Spreading the gospel through agriculture
BISMARCK, N.D. — Farmers and ranchers, it's often said, are equity rich and cash poor. Most make due just fine that way, but there are times when things get uncomfortable — including Sunday mornings when the offering plate goes by.
Ranchers, explains Keith Kost, executive director of STEER Inc., usually have equipment, land and feed. But they don't always have a lot of unencumbered cash to donate.
But what STEER has found in the past 60 years is that it's far less painful for ranchers to take in a few extra cows and feed them with their herds and share the profits.
"They're not going to notice it nearly as much as if they're going to write out a check," Kost says.
STEER, a Bismarck-based nonprofit missions organizations, works with more than 1,000 farmers and ranchers in 36 states to help them support missions through farm- and ranch-related projects.
STEER will celebrate its 60th anniversary during its annual conference Oct. 6-7 in Bismarck at the Ramkota Hotel & Conference Center. The annual conference features speakers and exhibits from some of the organizations that derive support from STEER projects. As part of the celebration of the anniversary, the conference also will include a reunion of all past and present board members.
In 1957, Rev. Ed Folden put up $1,000 and bought 14 steers. The sale of the steers yielded $2,000. The $1,000 profit was given to benefit Christian missionaries. And the original $1,000 investment still is in the coffers at STEER Inc., where it has been multiplied many times over.
In the past 60 years, ranchers and farmers associated with STEER have raised $26.5 million to send to Christian missions and organizations around the world. As Ivan Friesen, STEER's ministry development assistant, explains, STEER has allowed ranchers to use their God-given gifts for caring for animals to serve God, in connection to the Parable of Talents in the book of Matthew.
"We will work with what they do, what they're good at," he says.
In STEER's most popular project, STEER owns cows and places them with ranchers, who feed and care for them and calve them out. When the rancher sells his own calves, the calves out of the STEER cows are sold in STEER's name and the profits go to support pre-selected missionaries or organizations.
STEER also has producers with projects centered around feeder calves, sheep, hogs or dairy animals. And for farmers, STEER will put up money for input costs of planting crops on a set number of acres, and the proceeds go through STEER to the selected organizations.
STEER has many ranchers in western North Dakota, where drought this summer shortened the lifespan of pastures and reduced the amount of winter feed available for cattle. Even as herds have been culled and cut down, many ranchers said the STEER cattle would be among the last ones to hit the trailer, Kost says.
"That's one thing about farmers and ranchers," he says. "When they commit to something, they stay committed."
STEER is an evangelical organization in nature but is non-denominational. The organizations that find support through STEER cover a range of Christian outreach, from mission organizations that send missionaries to far-flung lands to campus and youth groups in the U.S.

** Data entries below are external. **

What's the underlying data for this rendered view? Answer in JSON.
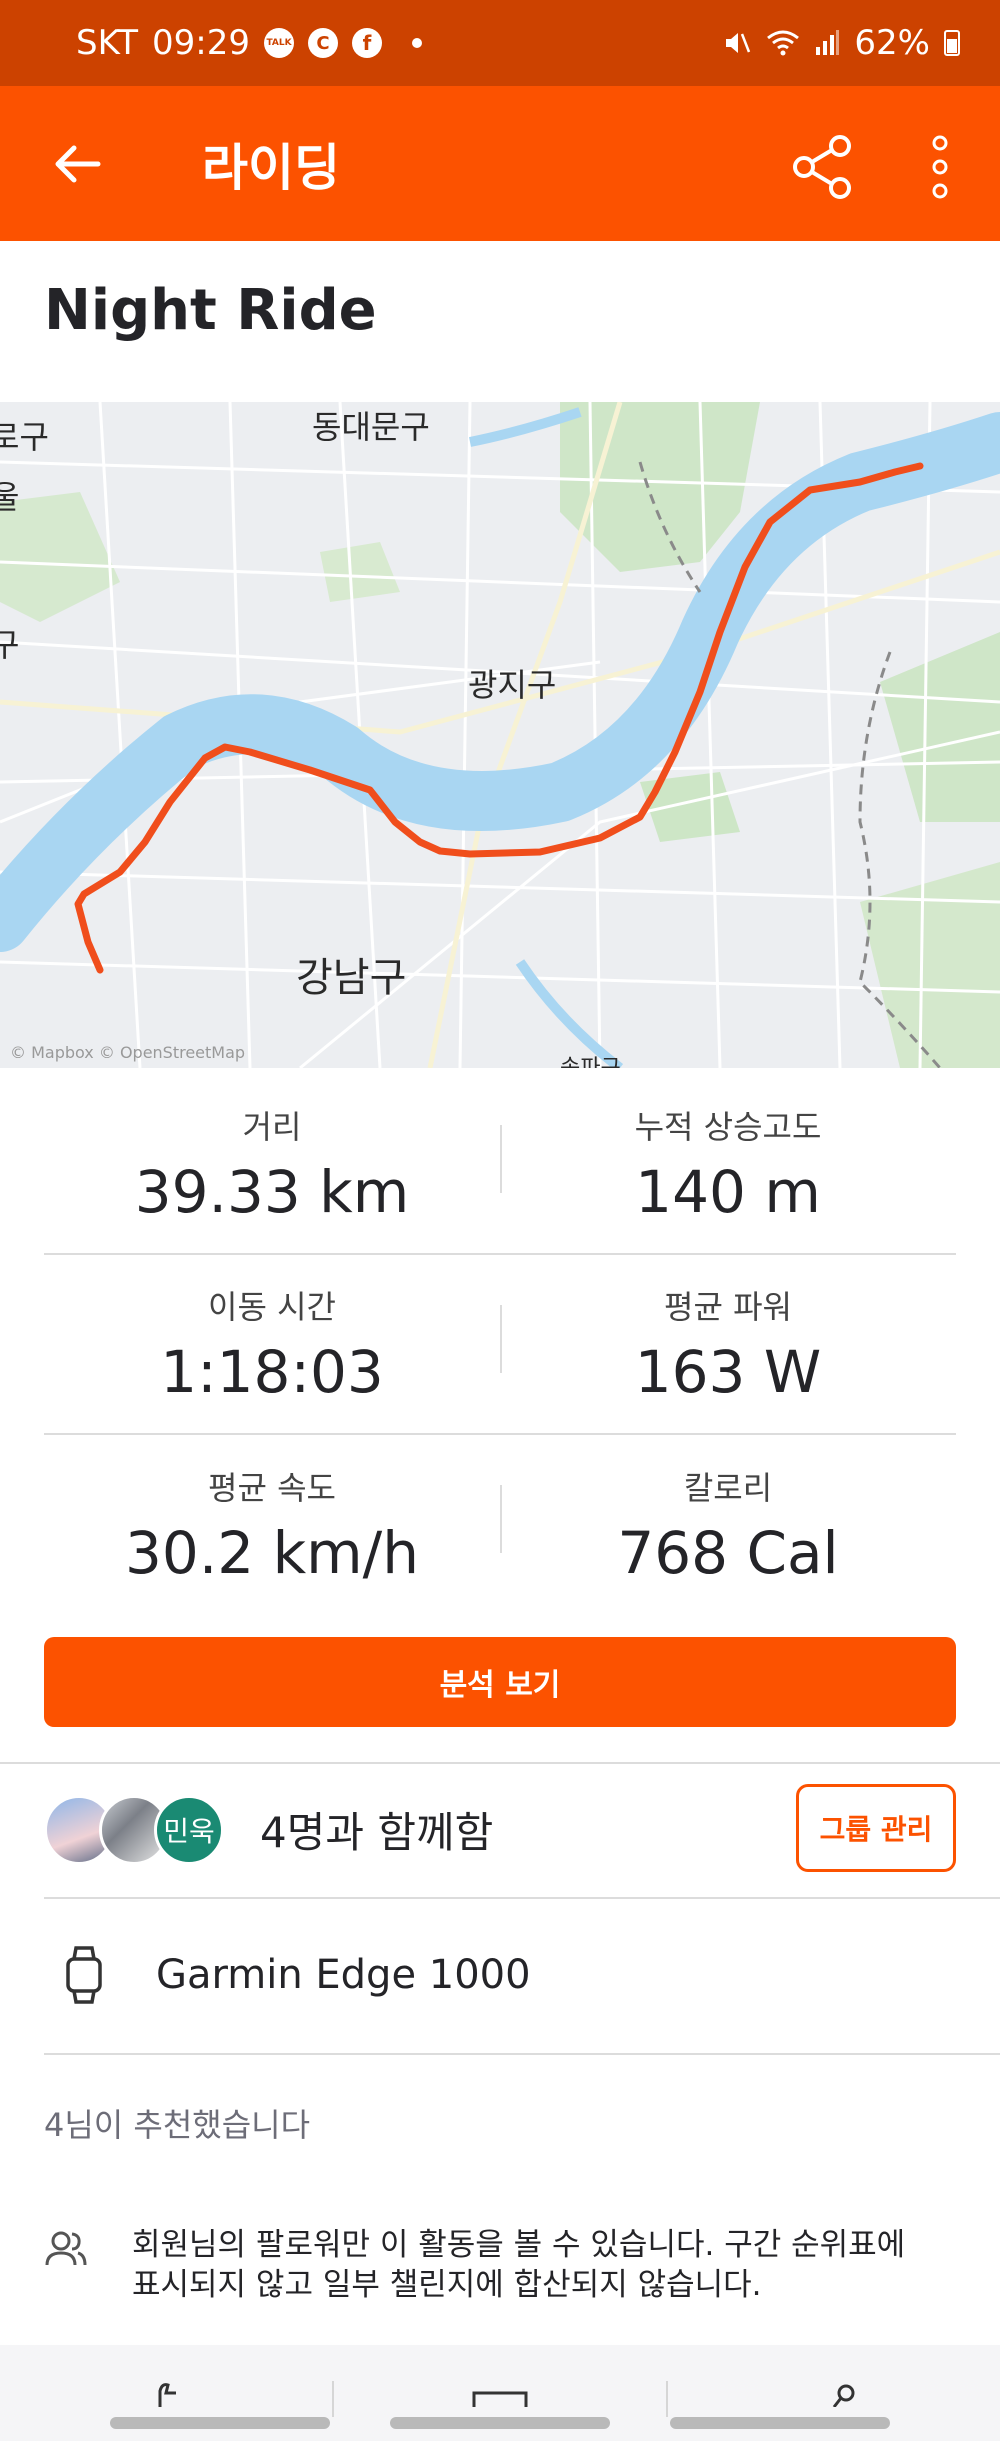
{
  "status_bar": {
    "carrier": "SKT",
    "time": "09:29",
    "notif_icons": [
      "talk-icon",
      "c-icon",
      "facebook-icon"
    ],
    "talk": "TALK",
    "c": "C",
    "fb": "f",
    "battery": "62%"
  },
  "app_bar": {
    "title": "라이딩"
  },
  "activity": {
    "title": "Night Ride"
  },
  "map": {
    "labels": [
      "동대문구",
      "광지구",
      "강남구",
      "로구",
      "울",
      "구",
      "송파구"
    ],
    "attribution": "© Mapbox © OpenStreetMap"
  },
  "stats": [
    {
      "label": "거리",
      "value": "39.33 km"
    },
    {
      "label": "누적 상승고도",
      "value": "140 m"
    },
    {
      "label": "이동 시간",
      "value": "1:18:03"
    },
    {
      "label": "평균 파워",
      "value": "163 W"
    },
    {
      "label": "평균 속도",
      "value": "30.2 km/h"
    },
    {
      "label": "칼로리",
      "value": "768 Cal"
    }
  ],
  "analyze_button": "분석 보기",
  "group": {
    "avatar_initials": "민욱",
    "text": "4명과 함께함",
    "manage_button": "그룹 관리"
  },
  "device": {
    "name": "Garmin Edge 1000"
  },
  "kudos_text": "4님이 추천했습니다",
  "privacy": {
    "line1": "회원님의 팔로워만 이 활동을 볼 수 있습니다. 구간 순위표에",
    "line2": "표시되지 않고 일부 챌린지에 합산되지 않습니다."
  },
  "colors": {
    "brand": "#fc5200",
    "status_bar": "#cc4200",
    "route": "#f04e1c",
    "water": "#a9d6f2"
  }
}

"It's all for one purpose," Friesen says. "And that's to see the Gospel spread."
Cru, formerly known as Campus Crusade for Christ, has been the largest recipient of funding through STEER, but many organizations and individual missionaries have found support for their work from farmers and ranchers. Often, Kost and Friesen explain, missionaries with an agricultural background or connection find the most support from people and communities they know who want to help in the only way they can — through the work they do on their farms or ranches.

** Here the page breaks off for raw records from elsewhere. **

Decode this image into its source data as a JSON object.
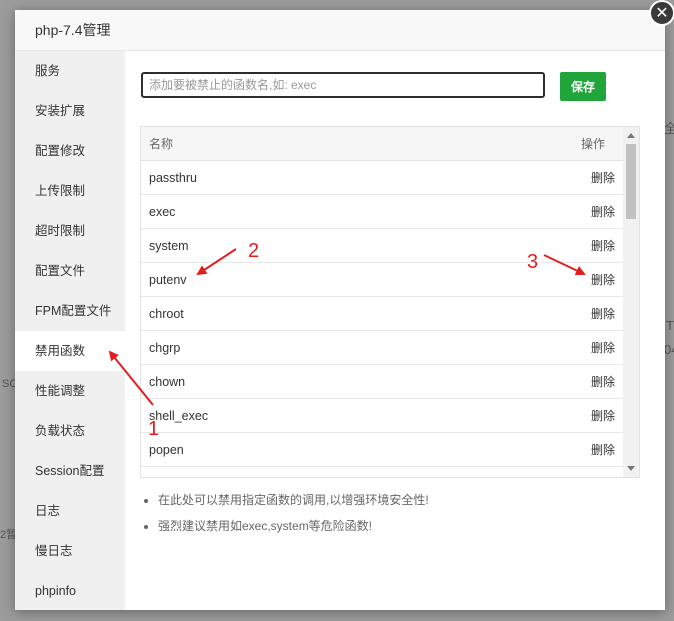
{
  "modal": {
    "title": "php-7.4管理",
    "close_glyph": "✕"
  },
  "sidebar": {
    "items": [
      {
        "label": "服务"
      },
      {
        "label": "安装扩展"
      },
      {
        "label": "配置修改"
      },
      {
        "label": "上传限制"
      },
      {
        "label": "超时限制"
      },
      {
        "label": "配置文件"
      },
      {
        "label": "FPM配置文件"
      },
      {
        "label": "禁用函数",
        "active": true
      },
      {
        "label": "性能调整"
      },
      {
        "label": "负载状态"
      },
      {
        "label": "Session配置"
      },
      {
        "label": "日志"
      },
      {
        "label": "慢日志"
      },
      {
        "label": "phpinfo"
      }
    ]
  },
  "content": {
    "input": {
      "placeholder": "添加要被禁止的函数名,如: exec",
      "value": ""
    },
    "save_label": "保存",
    "table": {
      "headers": {
        "name": "名称",
        "op": "操作"
      },
      "rows": [
        {
          "name": "passthru",
          "action": "删除"
        },
        {
          "name": "exec",
          "action": "删除"
        },
        {
          "name": "system",
          "action": "删除"
        },
        {
          "name": "putenv",
          "action": "删除"
        },
        {
          "name": "chroot",
          "action": "删除"
        },
        {
          "name": "chgrp",
          "action": "删除"
        },
        {
          "name": "chown",
          "action": "删除"
        },
        {
          "name": "shell_exec",
          "action": "删除"
        },
        {
          "name": "popen",
          "action": "删除"
        },
        {
          "name": "",
          "action": ""
        }
      ]
    },
    "tips": [
      "在此处可以禁用指定函数的调用,以增强环境安全性!",
      "强烈建议禁用如exec,system等危险函数!"
    ]
  },
  "annotations": {
    "one": "1",
    "two": "2",
    "three": "3",
    "color": "#e31e1e"
  },
  "colors": {
    "accent": "#20a53a",
    "overlay": "#9c9c9c"
  },
  "background_fragments": [
    "全",
    "T",
    "04",
    "SO",
    "2暂"
  ]
}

While organizations worldwide have benefited from STEER funds, some closer to home also have found the support of farmers and ranchers through STEER to be vital. Tim Brenner, executive director of Crystal Springs Baptist Camp in central North Dakota, says the funds have been integral to keeping the camp going.

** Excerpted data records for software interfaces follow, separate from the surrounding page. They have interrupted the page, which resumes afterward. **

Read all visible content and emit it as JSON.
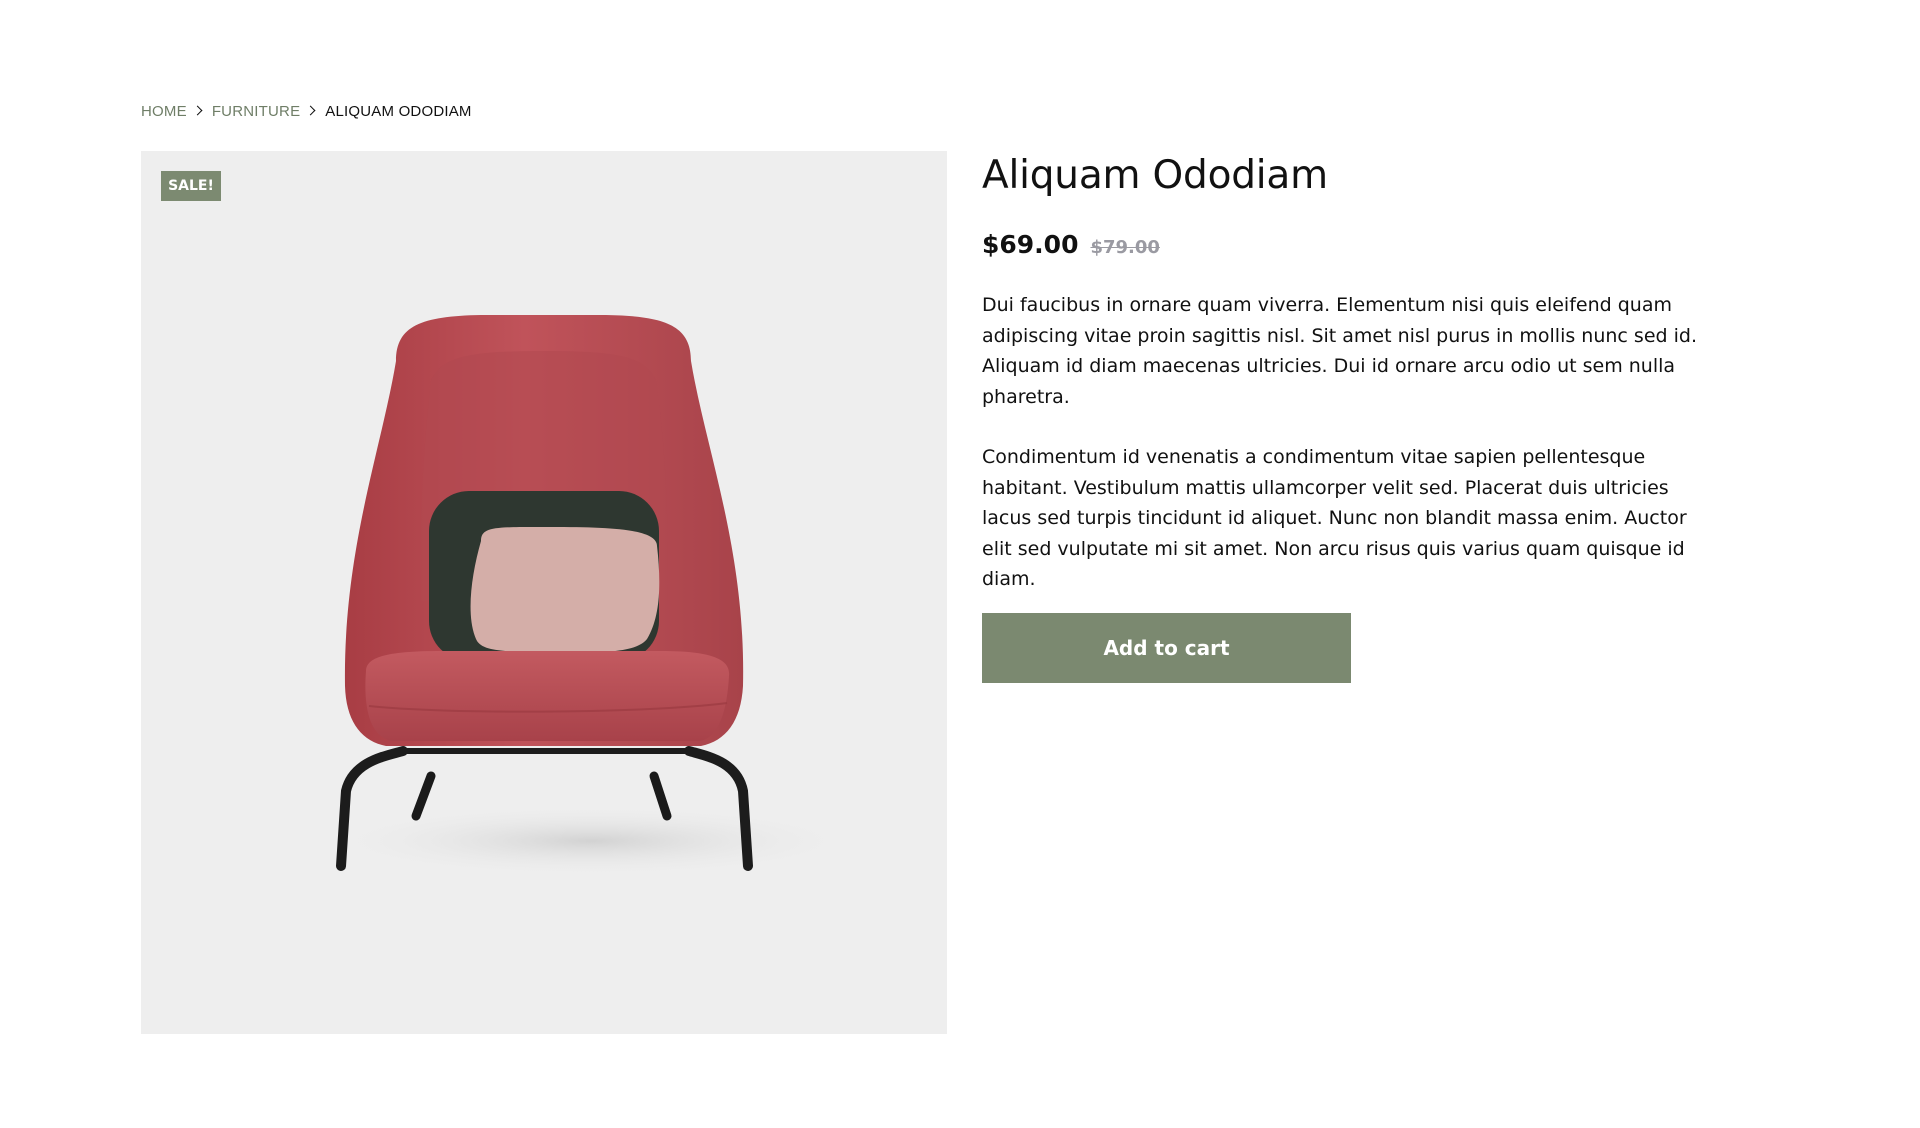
{
  "breadcrumb": {
    "home": "HOME",
    "category": "FURNITURE",
    "current": "ALIQUAM ODODIAM"
  },
  "product": {
    "badge": "SALE!",
    "title": "Aliquam Ododiam",
    "price": "$69.00",
    "old_price": "$79.00",
    "description": [
      "Dui faucibus in ornare quam viverra. Elementum nisi quis eleifend quam adipiscing vitae proin sagittis nisl. Sit amet nisl purus in mollis nunc sed id. Aliquam id diam maecenas ultricies. Dui id ornare arcu odio ut sem nulla pharetra.",
      "Condimentum id venenatis a condimentum vitae sapien pellentesque habitant. Vestibulum mattis ullamcorper velit sed. Placerat duis ultricies lacus sed turpis tincidunt id aliquet. Nunc non blandit massa enim. Auctor elit sed vulputate mi sit amet. Non arcu risus quis varius quam quisque id diam."
    ],
    "add_to_cart": "Add to cart"
  },
  "colors": {
    "accent": "#7b8970",
    "breadcrumb_link": "#6f7e67",
    "old_price": "#9a9aa2",
    "gallery_bg": "#eeeeee",
    "chair": "#b9494f",
    "back_cushion": "#2e3730",
    "front_cushion": "#d4aea8"
  }
}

"There have been times when the camp could not have functioned without the financial help that STEER provided," he says. "It enables (ranchers) to give that much needed support to the missionaries when they don't have liquid assets to donate."
Brenner says STEER also bonds ranchers to missions. Seeing the STEER brand, a cross on top of a triangle, reminds the ranchers to pray for the missionaries, he says.
"I can't think of anything that's quite like it," he says.
As STEER moves past its 60-year mark, Friesen says the organization has plenty of money to invest in new projects.
"Our biggest need is for farmers and ranchers," he says.
Anyone who is interested in becoming involved in STEER should contact the office in Bismarck. Kost says STEER staff can provide names of people in a farmer's or rancher's area who can explain how the program has worked for them. He also invites people to consider attending a portion of the annual conference in Bismarck. The conference is free, though there is a cost for meals. For more information, visit www.steerinc.com.